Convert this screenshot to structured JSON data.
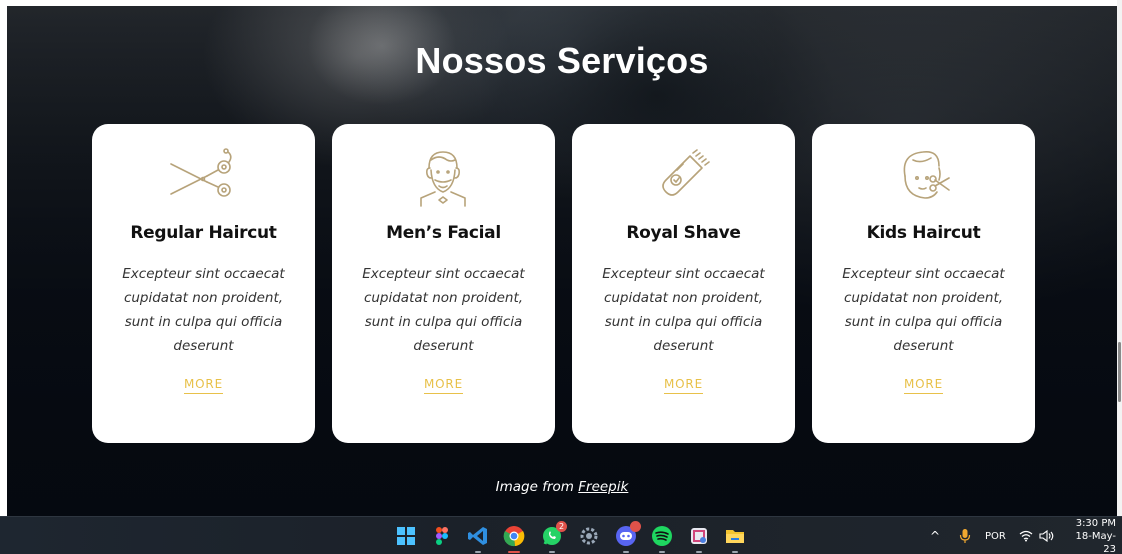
{
  "section": {
    "title": "Nossos Serviços"
  },
  "cards": [
    {
      "icon": "scissors-icon",
      "title": "Regular Haircut",
      "text": "Excepteur sint occaecat cupidatat non proident, sunt in culpa qui officia deserunt",
      "more": "MORE"
    },
    {
      "icon": "bearded-man-icon",
      "title": "Men’s Facial",
      "text": "Excepteur sint occaecat cupidatat non proident, sunt in culpa qui officia deserunt",
      "more": "MORE"
    },
    {
      "icon": "razor-icon",
      "title": "Royal Shave",
      "text": "Excepteur sint occaecat cupidatat non proident, sunt in culpa qui officia deserunt",
      "more": "MORE"
    },
    {
      "icon": "kid-haircut-icon",
      "title": "Kids Haircut",
      "text": "Excepteur sint occaecat cupidatat non proident, sunt in culpa qui officia deserunt",
      "more": "MORE"
    }
  ],
  "credit": {
    "prefix": "Image from",
    "link": "Freepik"
  },
  "colors": {
    "accent": "#e8c14a",
    "icon_stroke": "#b7a37a",
    "card_bg": "#ffffff"
  },
  "taskbar": {
    "apps": [
      {
        "icon": "windows-start-icon"
      },
      {
        "icon": "figma-icon"
      },
      {
        "icon": "vscode-icon"
      },
      {
        "icon": "chrome-icon",
        "active": true
      },
      {
        "icon": "whatsapp-icon",
        "badge": "2"
      },
      {
        "icon": "settings-gear-icon"
      },
      {
        "icon": "discord-icon"
      },
      {
        "icon": "spotify-icon"
      },
      {
        "icon": "snipping-tool-icon"
      },
      {
        "icon": "file-explorer-icon"
      }
    ],
    "tray": {
      "language": "POR",
      "time": "3:30 PM",
      "date": "18-May-23"
    }
  }
}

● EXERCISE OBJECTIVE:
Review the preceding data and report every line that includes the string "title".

● REPLY:
    "title": "Nossos Serviços"
      "title": "Regular Haircut",
      "title": "Men’s Facial",
      "title": "Royal Shave",
      "title": "Kids Haircut",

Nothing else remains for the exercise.